Throwers Podcast recently had an interview with the former world champion Adam Nelson.
Interesting from Wikipedia
Adam Nelson (born July 7, 1975 in Atlanta, Georgia) is an elite American shotputter. A 1997 graduate of Dartmouth College in Hanover, New Hampshire, Nelson has competed in two Olympic Games. In 1996, Nelson worked at a concession stand during the 1996 Summer Olympics in his hometown of Atlanta.
Nelson attended The Lovett School in Atlanta, Georgia and was a letterman and a standout in both football and track & field. Adam Nelson graduated from The Lovett School in 1993.
While he was an undergraduate at Dartmouth, Nelson won various accolades as a member of the track and field team. He still holds the Dartmouth shot put record with a throw of 65 feet 3 inches (19.88 m). In addition, Nelson played on the football team, as a linebacker and later, as a defensive tackle, becoming the first freshman to play football at Dartmouth in 1993. Prior to 1993, the Ivy League prohibited first-year students from playing on the varsity football team. He was a member of Dartmouth’s 1996 undefeated Ivy League champion team, and served as President of Chi Heorot fraternity in 1997.
In the 2000 Summer Olympics in Sydney, Australia, Nelson earned a silver medal after coming in first place in the 2000 Olympic Trials for shotput. Going into the Games, Nelson was the favorite to win, having won every major shotput event in the summer of 2000. His throw of 21.21 m (69 ft 7 in) was just three inches (8 cm) short of the winning throw by gold medalist Arsi Harju.
Nelson’s personal best is 22.51 (73 ft 10 in), which he threw in 2002. At that time, this was the third longest throw in U.S. history and the ninth farthest ever in the world.

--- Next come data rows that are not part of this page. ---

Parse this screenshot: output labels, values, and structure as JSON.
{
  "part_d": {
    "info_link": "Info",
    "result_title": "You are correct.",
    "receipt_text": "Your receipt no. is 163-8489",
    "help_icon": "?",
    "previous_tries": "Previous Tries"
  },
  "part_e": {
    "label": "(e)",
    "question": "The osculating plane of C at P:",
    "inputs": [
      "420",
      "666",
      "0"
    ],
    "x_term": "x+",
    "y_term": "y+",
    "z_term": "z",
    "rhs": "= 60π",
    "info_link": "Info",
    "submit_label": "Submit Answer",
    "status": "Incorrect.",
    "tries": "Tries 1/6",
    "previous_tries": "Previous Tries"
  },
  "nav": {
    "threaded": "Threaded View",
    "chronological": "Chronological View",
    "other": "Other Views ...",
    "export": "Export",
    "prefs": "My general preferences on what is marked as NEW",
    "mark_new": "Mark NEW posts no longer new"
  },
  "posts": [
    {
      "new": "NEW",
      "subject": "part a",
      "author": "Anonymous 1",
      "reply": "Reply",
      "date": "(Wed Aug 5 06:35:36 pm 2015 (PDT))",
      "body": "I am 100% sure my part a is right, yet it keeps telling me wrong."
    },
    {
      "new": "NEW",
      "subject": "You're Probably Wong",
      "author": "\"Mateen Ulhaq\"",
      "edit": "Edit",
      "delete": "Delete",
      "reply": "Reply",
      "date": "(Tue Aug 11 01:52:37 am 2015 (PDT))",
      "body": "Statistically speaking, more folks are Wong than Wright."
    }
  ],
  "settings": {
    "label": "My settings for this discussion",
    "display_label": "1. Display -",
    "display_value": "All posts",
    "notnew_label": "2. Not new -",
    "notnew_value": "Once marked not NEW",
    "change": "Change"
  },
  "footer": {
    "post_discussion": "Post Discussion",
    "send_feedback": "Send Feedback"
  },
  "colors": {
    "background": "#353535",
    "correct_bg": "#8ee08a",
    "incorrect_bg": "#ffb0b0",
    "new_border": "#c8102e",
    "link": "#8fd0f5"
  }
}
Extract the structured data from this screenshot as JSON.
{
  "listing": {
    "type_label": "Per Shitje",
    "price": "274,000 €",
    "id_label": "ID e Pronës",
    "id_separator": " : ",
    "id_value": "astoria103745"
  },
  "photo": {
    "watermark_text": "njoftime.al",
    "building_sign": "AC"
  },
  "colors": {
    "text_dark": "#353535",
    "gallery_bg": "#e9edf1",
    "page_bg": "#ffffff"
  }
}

Nelson also earned a silver medal in the shot put finals at the 2004 Summer Olympics in Athens, Greece. The shot put was held in a spectacular setting at the original Stadium of Ancient Olympia, bringing Olympic competition back to the venue for the first time in over a millennium. Nelson jumped out in front of the field with his first throw of 21.16 m (69 feet, 5 inches), and held the lead going into the sixth and final round. As the leader, Nelson was scheduled to be the last thrower in the round and thus, the competition. The holder of the 2nd place throw, Yuriy Bilonog of the Ukraine was scheduled to throw second to last. If Nelson remained in first place after Bilonog’s final throw, he would know that he had won his first gold medal and his last throw would become moot. It was not to be; Yury Bilonog stepped up and threw 21.16 m (69 feet, 5 inches) to tie Nelson for first place with his sixth throw. To break a tie, the competitors’ second best throws are compared, and unfortunately, Nelson had fouled every throw since his competition-leading first throw. Nelson entered the ring for his final throw and unleashed what looked to be a gold medal winning 70 foot throw but fouled by stepping on the line to the left front of the circle. Thus, by virtue of the tie-breaker and his superior second-best throw, Yuriy Bilonog won the gold medal and Nelson had to settle for his second consecutive Olympic silver medal. Nelson initially protested vociferously to the officials but later realized that he did in fact foul and apologized for his emotional reaction.
Nelson’s silver medal was the first track and field medal for the United States in the 2004 Summer Olympics. Nelson finally achieved his dreams of a major world title when he won gold at the 2005 World Athletics Championships with a throw of 21.73 meters. Nelson is also a prominent campaigner against doping in sport.
Nelson regularly reads and posts on The Ring, an online track and field forum, and as of November 2009 has endorsed Force Factor brand sports supplements.